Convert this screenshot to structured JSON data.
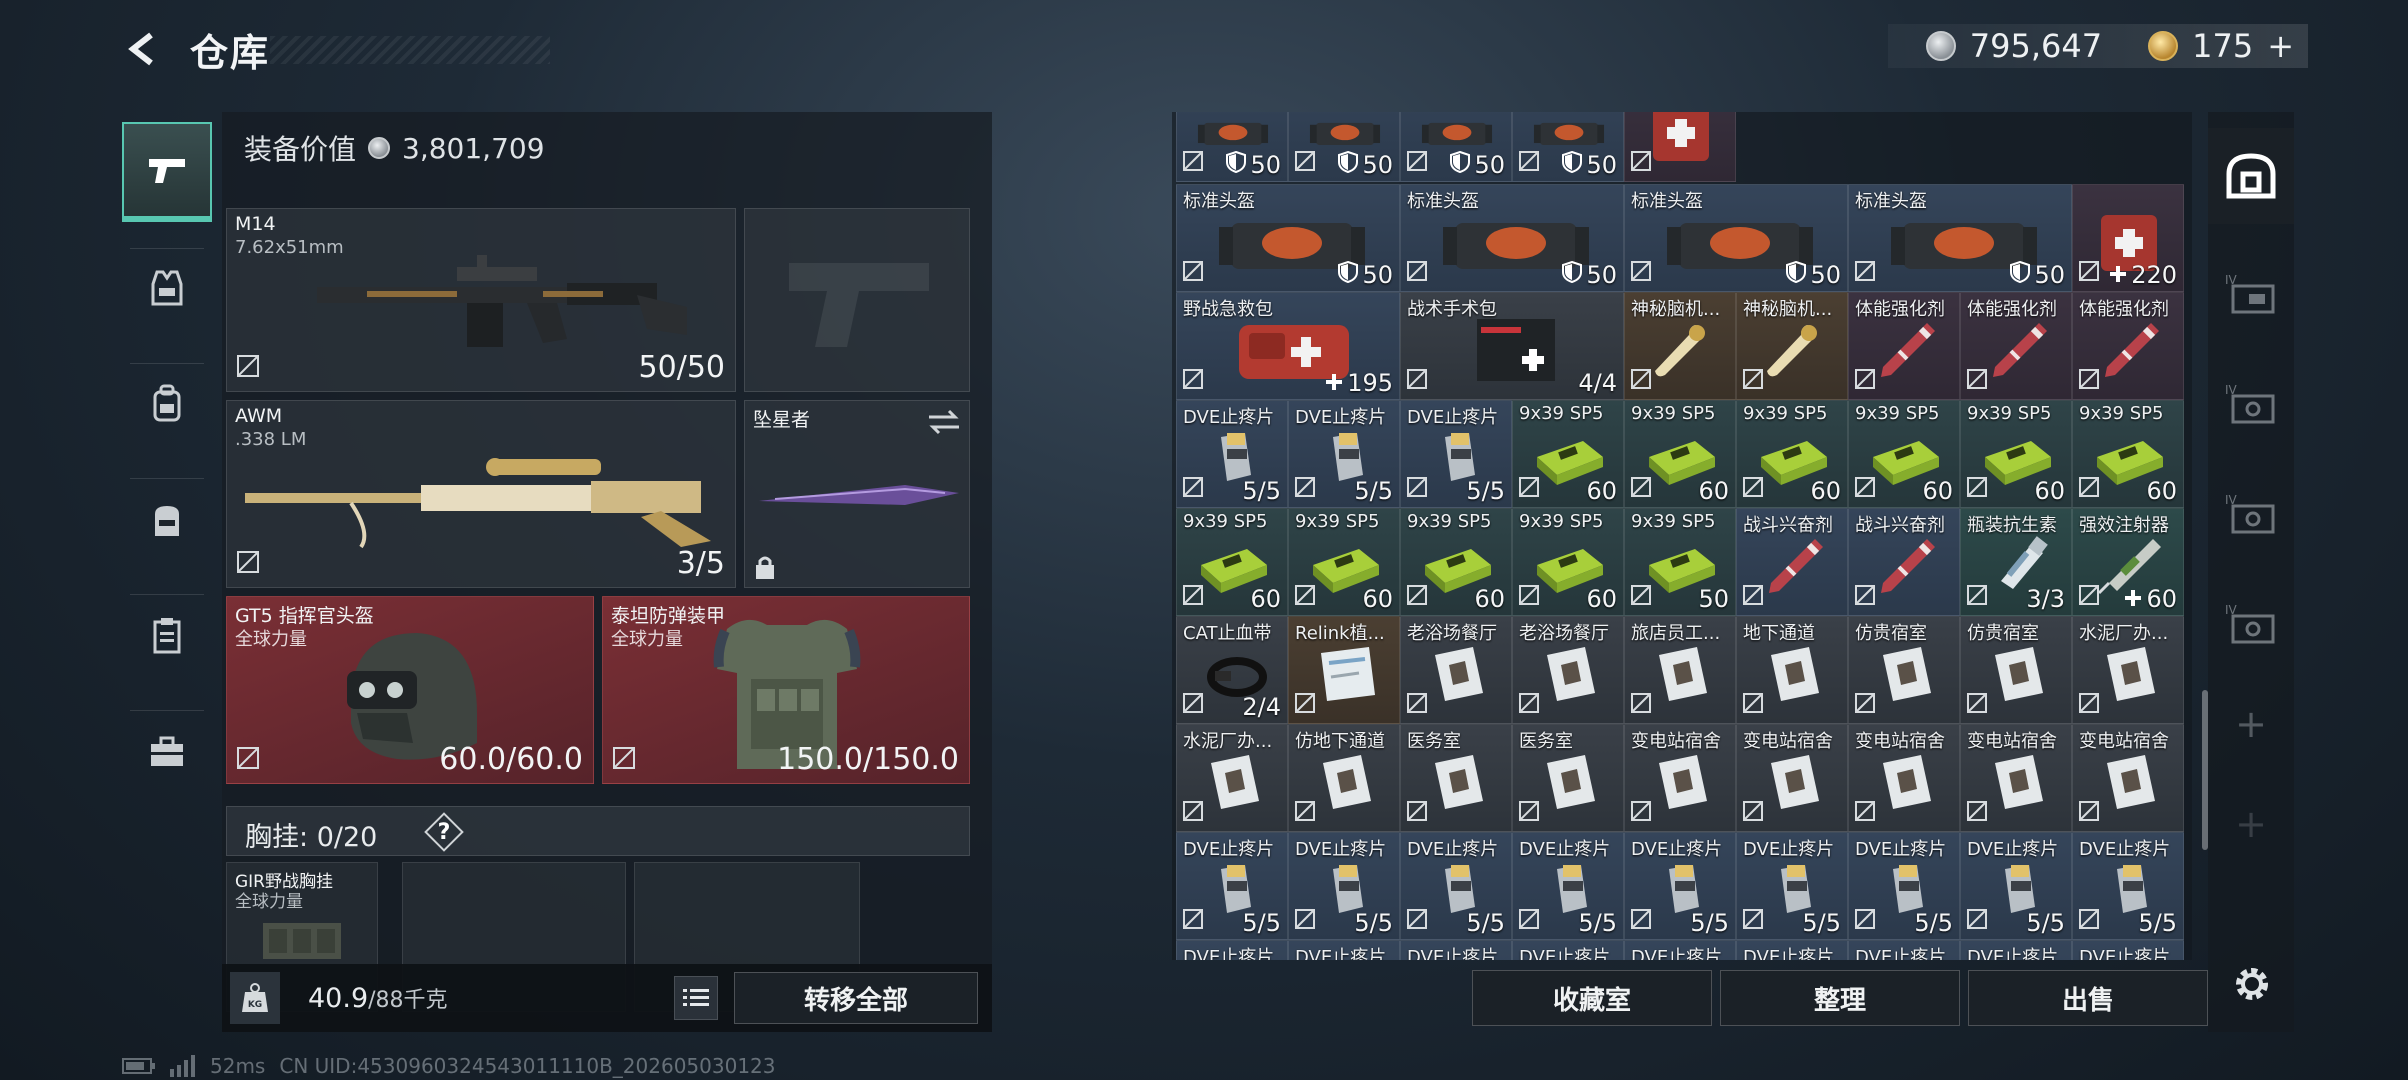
{
  "header": {
    "title": "仓库",
    "silver_amount": "795,647",
    "gold_amount": "175",
    "gold_plus": "+"
  },
  "left_rail": {
    "items": [
      "pistol-icon",
      "vest-icon",
      "backpack-icon",
      "bag-icon",
      "clipboard-icon",
      "toolbox-icon"
    ]
  },
  "equipment": {
    "value_label": "装备价值",
    "value": "3,801,709",
    "primary": {
      "name": "M14",
      "caliber": "7.62x51mm",
      "ammo": "50/50"
    },
    "secondary": {
      "name": "AWM",
      "caliber": ".338 LM",
      "ammo": "3/5"
    },
    "melee": {
      "name": "坠星者"
    },
    "helmet": {
      "name": "GT5 指挥官头盔",
      "tag": "全球力量",
      "durability": "60.0/60.0"
    },
    "armor": {
      "name": "泰坦防弹装甲",
      "tag": "全球力量",
      "durability": "150.0/150.0"
    },
    "chest_rig": {
      "label": "胸挂:",
      "count": "0/20",
      "help": "?",
      "item_name": "GIR野战胸挂",
      "item_tag": "全球力量"
    }
  },
  "bottom_bar": {
    "weight_icon_label": "KG",
    "weight": "40.9",
    "weight_max": "/88千克",
    "transfer_label": "转移全部"
  },
  "status_line": {
    "ping": "52ms",
    "uid": "CN UID:4530960324543011110B_202605030123"
  },
  "warehouse": {
    "rows": [
      [
        {
          "name": "",
          "count": "50",
          "icon": "shield-icon",
          "color": "blue",
          "art": "helmet"
        },
        {
          "name": "",
          "count": "50",
          "icon": "shield-icon",
          "color": "blue",
          "art": "helmet"
        },
        {
          "name": "",
          "count": "50",
          "icon": "shield-icon",
          "color": "blue",
          "art": "helmet"
        },
        {
          "name": "",
          "count": "50",
          "icon": "shield-icon",
          "color": "blue",
          "art": "helmet"
        },
        {
          "name": "",
          "count": "",
          "icon": "",
          "color": "red",
          "art": "medkit-top"
        }
      ],
      [
        {
          "name": "标准头盔",
          "count": "50",
          "icon": "shield-icon",
          "color": "blue",
          "art": "helmet",
          "span": 2
        },
        {
          "name": "标准头盔",
          "count": "50",
          "icon": "shield-icon",
          "color": "blue",
          "art": "helmet",
          "span": 2
        },
        {
          "name": "标准头盔",
          "count": "50",
          "icon": "shield-icon",
          "color": "blue",
          "art": "helmet",
          "span": 2
        },
        {
          "name": "标准头盔",
          "count": "50",
          "icon": "shield-icon",
          "color": "blue",
          "art": "helmet",
          "span": 2
        },
        {
          "name": "",
          "count": "220",
          "icon": "plus-icon",
          "color": "red",
          "art": "medkit"
        }
      ],
      [
        {
          "name": "野战急救包",
          "count": "195",
          "icon": "plus-icon",
          "color": "blue",
          "art": "medbag",
          "span": 2
        },
        {
          "name": "战术手术包",
          "count": "4/4",
          "icon": "",
          "color": "gray",
          "art": "surgery",
          "span": 2
        },
        {
          "name": "神秘脑机...",
          "count": "",
          "icon": "",
          "color": "gold",
          "art": "chip"
        },
        {
          "name": "神秘脑机...",
          "count": "",
          "icon": "",
          "color": "gold",
          "art": "chip"
        },
        {
          "name": "体能强化剂",
          "count": "",
          "icon": "",
          "color": "red",
          "art": "injector"
        },
        {
          "name": "体能强化剂",
          "count": "",
          "icon": "",
          "color": "red",
          "art": "injector"
        },
        {
          "name": "体能强化剂",
          "count": "",
          "icon": "",
          "color": "red",
          "art": "injector"
        }
      ],
      [
        {
          "name": "DVE止疼片",
          "count": "5/5",
          "icon": "",
          "color": "blue",
          "art": "pill"
        },
        {
          "name": "DVE止疼片",
          "count": "5/5",
          "icon": "",
          "color": "blue",
          "art": "pill"
        },
        {
          "name": "DVE止疼片",
          "count": "5/5",
          "icon": "",
          "color": "blue",
          "art": "pill"
        },
        {
          "name": "9x39 SP5",
          "count": "60",
          "icon": "",
          "color": "teal",
          "art": "ammo"
        },
        {
          "name": "9x39 SP5",
          "count": "60",
          "icon": "",
          "color": "teal",
          "art": "ammo"
        },
        {
          "name": "9x39 SP5",
          "count": "60",
          "icon": "",
          "color": "teal",
          "art": "ammo"
        },
        {
          "name": "9x39 SP5",
          "count": "60",
          "icon": "",
          "color": "teal",
          "art": "ammo"
        },
        {
          "name": "9x39 SP5",
          "count": "60",
          "icon": "",
          "color": "teal",
          "art": "ammo"
        },
        {
          "name": "9x39 SP5",
          "count": "60",
          "icon": "",
          "color": "teal",
          "art": "ammo"
        }
      ],
      [
        {
          "name": "9x39 SP5",
          "count": "60",
          "icon": "",
          "color": "teal",
          "art": "ammo"
        },
        {
          "name": "9x39 SP5",
          "count": "60",
          "icon": "",
          "color": "teal",
          "art": "ammo"
        },
        {
          "name": "9x39 SP5",
          "count": "60",
          "icon": "",
          "color": "teal",
          "art": "ammo"
        },
        {
          "name": "9x39 SP5",
          "count": "60",
          "icon": "",
          "color": "teal",
          "art": "ammo"
        },
        {
          "name": "9x39 SP5",
          "count": "50",
          "icon": "",
          "color": "teal",
          "art": "ammo"
        },
        {
          "name": "战斗兴奋剂",
          "count": "",
          "icon": "",
          "color": "blue",
          "art": "injector"
        },
        {
          "name": "战斗兴奋剂",
          "count": "",
          "icon": "",
          "color": "blue",
          "art": "injector"
        },
        {
          "name": "瓶装抗生素",
          "count": "3/3",
          "icon": "",
          "color": "green",
          "art": "bottle"
        },
        {
          "name": "强效注射器",
          "count": "60",
          "icon": "plus-icon",
          "color": "green",
          "art": "syringe"
        }
      ],
      [
        {
          "name": "CAT止血带",
          "count": "2/4",
          "icon": "",
          "color": "gray",
          "art": "tourniquet"
        },
        {
          "name": "Relink植...",
          "count": "",
          "icon": "",
          "color": "gold",
          "art": "card"
        },
        {
          "name": "老浴场餐厅",
          "count": "",
          "icon": "",
          "color": "gray",
          "art": "keycard"
        },
        {
          "name": "老浴场餐厅",
          "count": "",
          "icon": "",
          "color": "gray",
          "art": "keycard"
        },
        {
          "name": "旅店员工...",
          "count": "",
          "icon": "",
          "color": "gray",
          "art": "keycard"
        },
        {
          "name": "地下通道",
          "count": "",
          "icon": "",
          "color": "gray",
          "art": "keycard"
        },
        {
          "name": "仿贵宿室",
          "count": "",
          "icon": "",
          "color": "gray",
          "art": "keycard"
        },
        {
          "name": "仿贵宿室",
          "count": "",
          "icon": "",
          "color": "gray",
          "art": "keycard"
        },
        {
          "name": "水泥厂办...",
          "count": "",
          "icon": "",
          "color": "gray",
          "art": "keycard"
        }
      ],
      [
        {
          "name": "水泥厂办...",
          "count": "",
          "icon": "",
          "color": "gray",
          "art": "keycard"
        },
        {
          "name": "仿地下通道",
          "count": "",
          "icon": "",
          "color": "gray",
          "art": "keycard"
        },
        {
          "name": "医务室",
          "count": "",
          "icon": "",
          "color": "gray",
          "art": "keycard"
        },
        {
          "name": "医务室",
          "count": "",
          "icon": "",
          "color": "gray",
          "art": "keycard"
        },
        {
          "name": "变电站宿舍",
          "count": "",
          "icon": "",
          "color": "gray",
          "art": "keycard"
        },
        {
          "name": "变电站宿舍",
          "count": "",
          "icon": "",
          "color": "gray",
          "art": "keycard"
        },
        {
          "name": "变电站宿舍",
          "count": "",
          "icon": "",
          "color": "gray",
          "art": "keycard"
        },
        {
          "name": "变电站宿舍",
          "count": "",
          "icon": "",
          "color": "gray",
          "art": "keycard"
        },
        {
          "name": "变电站宿舍",
          "count": "",
          "icon": "",
          "color": "gray",
          "art": "keycard"
        }
      ],
      [
        {
          "name": "DVE止疼片",
          "count": "5/5",
          "icon": "",
          "color": "blue",
          "art": "pill"
        },
        {
          "name": "DVE止疼片",
          "count": "5/5",
          "icon": "",
          "color": "blue",
          "art": "pill"
        },
        {
          "name": "DVE止疼片",
          "count": "5/5",
          "icon": "",
          "color": "blue",
          "art": "pill"
        },
        {
          "name": "DVE止疼片",
          "count": "5/5",
          "icon": "",
          "color": "blue",
          "art": "pill"
        },
        {
          "name": "DVE止疼片",
          "count": "5/5",
          "icon": "",
          "color": "blue",
          "art": "pill"
        },
        {
          "name": "DVE止疼片",
          "count": "5/5",
          "icon": "",
          "color": "blue",
          "art": "pill"
        },
        {
          "name": "DVE止疼片",
          "count": "5/5",
          "icon": "",
          "color": "blue",
          "art": "pill"
        },
        {
          "name": "DVE止疼片",
          "count": "5/5",
          "icon": "",
          "color": "blue",
          "art": "pill"
        },
        {
          "name": "DVE止疼片",
          "count": "5/5",
          "icon": "",
          "color": "blue",
          "art": "pill"
        }
      ],
      [
        {
          "name": "DVE止疼片",
          "count": "",
          "icon": "",
          "color": "blue",
          "art": ""
        },
        {
          "name": "DVE止疼片",
          "count": "",
          "icon": "",
          "color": "blue",
          "art": ""
        },
        {
          "name": "DVE止疼片",
          "count": "",
          "icon": "",
          "color": "blue",
          "art": ""
        },
        {
          "name": "DVE止疼片",
          "count": "",
          "icon": "",
          "color": "blue",
          "art": ""
        },
        {
          "name": "DVE止疼片",
          "count": "",
          "icon": "",
          "color": "blue",
          "art": ""
        },
        {
          "name": "DVE止疼片",
          "count": "",
          "icon": "",
          "color": "blue",
          "art": ""
        },
        {
          "name": "DVE止疼片",
          "count": "",
          "icon": "",
          "color": "blue",
          "art": ""
        },
        {
          "name": "DVE止疼片",
          "count": "",
          "icon": "",
          "color": "blue",
          "art": ""
        },
        {
          "name": "DVE止疼片",
          "count": "",
          "icon": "",
          "color": "blue",
          "art": ""
        }
      ]
    ],
    "buttons": {
      "collection": "收藏室",
      "organize": "整理",
      "sell": "出售"
    }
  },
  "right_rail": {
    "items": [
      {
        "icon": "safe-icon",
        "label": ""
      },
      {
        "icon": "case-icon",
        "label": "IV"
      },
      {
        "icon": "case-icon",
        "label": "IV"
      },
      {
        "icon": "case-icon",
        "label": "IV"
      },
      {
        "icon": "case-icon",
        "label": "IV"
      },
      {
        "icon": "plus-icon",
        "label": "+"
      },
      {
        "icon": "plus-icon",
        "label": "+"
      }
    ]
  },
  "colors": {
    "accent": "#58c7b1",
    "gear_red": "#7a2f35",
    "panel": "#161c22"
  }
}
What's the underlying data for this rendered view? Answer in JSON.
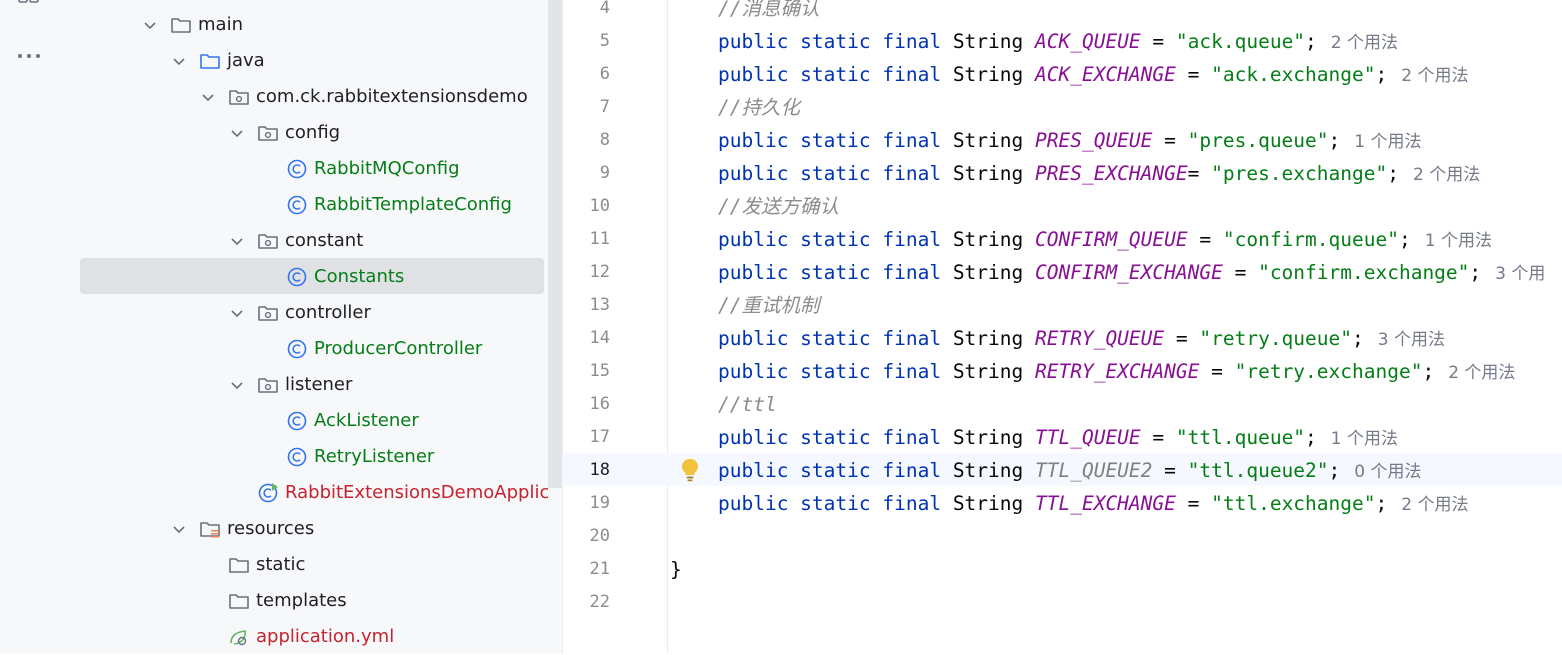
{
  "tree": {
    "items": [
      {
        "label": "main",
        "type": "folder",
        "indent": 0,
        "expanded": true,
        "color": "#1e1f22"
      },
      {
        "label": "java",
        "type": "src-folder",
        "indent": 1,
        "expanded": true,
        "color": "#1e1f22"
      },
      {
        "label": "com.ck.rabbitextensionsdemo",
        "type": "package",
        "indent": 2,
        "expanded": true,
        "color": "#1e1f22"
      },
      {
        "label": "config",
        "type": "package",
        "indent": 3,
        "expanded": true,
        "color": "#1e1f22"
      },
      {
        "label": "RabbitMQConfig",
        "type": "class",
        "indent": 4,
        "expanded": null,
        "color": "#067d17"
      },
      {
        "label": "RabbitTemplateConfig",
        "type": "class",
        "indent": 4,
        "expanded": null,
        "color": "#067d17"
      },
      {
        "label": "constant",
        "type": "package",
        "indent": 3,
        "expanded": true,
        "color": "#1e1f22"
      },
      {
        "label": "Constants",
        "type": "class",
        "indent": 4,
        "expanded": null,
        "color": "#067d17",
        "selected": true
      },
      {
        "label": "controller",
        "type": "package",
        "indent": 3,
        "expanded": true,
        "color": "#1e1f22"
      },
      {
        "label": "ProducerController",
        "type": "class",
        "indent": 4,
        "expanded": null,
        "color": "#067d17"
      },
      {
        "label": "listener",
        "type": "package",
        "indent": 3,
        "expanded": true,
        "color": "#1e1f22"
      },
      {
        "label": "AckListener",
        "type": "class",
        "indent": 4,
        "expanded": null,
        "color": "#067d17"
      },
      {
        "label": "RetryListener",
        "type": "class",
        "indent": 4,
        "expanded": null,
        "color": "#067d17"
      },
      {
        "label": "RabbitExtensionsDemoApplicatio",
        "type": "app-class",
        "indent": 3,
        "expanded": null,
        "color": "#c7222d"
      },
      {
        "label": "resources",
        "type": "res-folder",
        "indent": 1,
        "expanded": true,
        "color": "#1e1f22"
      },
      {
        "label": "static",
        "type": "folder",
        "indent": 2,
        "expanded": null,
        "color": "#1e1f22"
      },
      {
        "label": "templates",
        "type": "folder",
        "indent": 2,
        "expanded": null,
        "color": "#1e1f22"
      },
      {
        "label": "application.yml",
        "type": "yml",
        "indent": 2,
        "expanded": null,
        "color": "#c7222d"
      }
    ]
  },
  "editor": {
    "current_line": 18,
    "lines": [
      {
        "n": "4",
        "parts": [
          [
            "cmt",
            "//消息确认"
          ]
        ]
      },
      {
        "n": "5",
        "parts": [
          [
            "kw",
            "public static final "
          ],
          [
            "ty",
            "String "
          ],
          [
            "cst",
            "ACK_QUEUE"
          ],
          [
            "ty",
            " = "
          ],
          [
            "str",
            "\"ack.queue\""
          ],
          [
            "ty",
            ";"
          ]
        ],
        "hint": "2 个用法"
      },
      {
        "n": "6",
        "parts": [
          [
            "kw",
            "public static final "
          ],
          [
            "ty",
            "String "
          ],
          [
            "cst",
            "ACK_EXCHANGE"
          ],
          [
            "ty",
            " = "
          ],
          [
            "str",
            "\"ack.exchange\""
          ],
          [
            "ty",
            ";"
          ]
        ],
        "hint": "2 个用法"
      },
      {
        "n": "7",
        "parts": [
          [
            "cmt",
            "//持久化"
          ]
        ]
      },
      {
        "n": "8",
        "parts": [
          [
            "kw",
            "public static final "
          ],
          [
            "ty",
            "String "
          ],
          [
            "cst",
            "PRES_QUEUE"
          ],
          [
            "ty",
            " = "
          ],
          [
            "str",
            "\"pres.queue\""
          ],
          [
            "ty",
            ";"
          ]
        ],
        "hint": "1 个用法"
      },
      {
        "n": "9",
        "parts": [
          [
            "kw",
            "public static final "
          ],
          [
            "ty",
            "String "
          ],
          [
            "cst",
            "PRES_EXCHANGE"
          ],
          [
            "ty",
            "= "
          ],
          [
            "str",
            "\"pres.exchange\""
          ],
          [
            "ty",
            ";"
          ]
        ],
        "hint": "2 个用法"
      },
      {
        "n": "10",
        "parts": [
          [
            "cmt",
            "//发送方确认"
          ]
        ]
      },
      {
        "n": "11",
        "parts": [
          [
            "kw",
            "public static final "
          ],
          [
            "ty",
            "String "
          ],
          [
            "cst",
            "CONFIRM_QUEUE"
          ],
          [
            "ty",
            " = "
          ],
          [
            "str",
            "\"confirm.queue\""
          ],
          [
            "ty",
            ";"
          ]
        ],
        "hint": "1 个用法"
      },
      {
        "n": "12",
        "parts": [
          [
            "kw",
            "public static final "
          ],
          [
            "ty",
            "String "
          ],
          [
            "cst",
            "CONFIRM_EXCHANGE"
          ],
          [
            "ty",
            " = "
          ],
          [
            "str",
            "\"confirm.exchange\""
          ],
          [
            "ty",
            ";"
          ]
        ],
        "hint": "3 个用"
      },
      {
        "n": "13",
        "parts": [
          [
            "cmt",
            "//重试机制"
          ]
        ]
      },
      {
        "n": "14",
        "parts": [
          [
            "kw",
            "public static final "
          ],
          [
            "ty",
            "String "
          ],
          [
            "cst",
            "RETRY_QUEUE"
          ],
          [
            "ty",
            " = "
          ],
          [
            "str",
            "\"retry.queue\""
          ],
          [
            "ty",
            ";"
          ]
        ],
        "hint": "3 个用法"
      },
      {
        "n": "15",
        "parts": [
          [
            "kw",
            "public static final "
          ],
          [
            "ty",
            "String "
          ],
          [
            "cst",
            "RETRY_EXCHANGE"
          ],
          [
            "ty",
            " = "
          ],
          [
            "str",
            "\"retry.exchange\""
          ],
          [
            "ty",
            ";"
          ]
        ],
        "hint": "2 个用法"
      },
      {
        "n": "16",
        "parts": [
          [
            "cmt",
            "//ttl"
          ]
        ]
      },
      {
        "n": "17",
        "parts": [
          [
            "kw",
            "public static final "
          ],
          [
            "ty",
            "String "
          ],
          [
            "cst",
            "TTL_QUEUE"
          ],
          [
            "ty",
            " = "
          ],
          [
            "str",
            "\"ttl.queue\""
          ],
          [
            "ty",
            ";"
          ]
        ],
        "hint": "1 个用法"
      },
      {
        "n": "18",
        "parts": [
          [
            "kw",
            "public static final "
          ],
          [
            "ty",
            "String "
          ],
          [
            "cst-un",
            "TTL_QUEUE2"
          ],
          [
            "ty",
            " = "
          ],
          [
            "str",
            "\"ttl.queue2\""
          ],
          [
            "ty",
            ";"
          ]
        ],
        "hint": "0 个用法"
      },
      {
        "n": "19",
        "parts": [
          [
            "kw",
            "public static final "
          ],
          [
            "ty",
            "String "
          ],
          [
            "cst",
            "TTL_EXCHANGE"
          ],
          [
            "ty",
            " = "
          ],
          [
            "str",
            "\"ttl.exchange\""
          ],
          [
            "ty",
            ";"
          ]
        ],
        "hint": "2 个用法"
      },
      {
        "n": "20",
        "parts": []
      },
      {
        "n": "21",
        "parts": [
          [
            "ty",
            "}"
          ]
        ],
        "outdent": true
      },
      {
        "n": "22",
        "parts": []
      }
    ]
  },
  "colors": {
    "keyword": "#0033b3",
    "constant": "#871094",
    "string": "#067d17",
    "comment": "#8c8c8c",
    "hint": "#767a8a"
  }
}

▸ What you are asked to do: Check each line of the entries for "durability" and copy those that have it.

▸ Reply:
      "durability": "60.0/60.0"
      "durability": "150.0/150.0"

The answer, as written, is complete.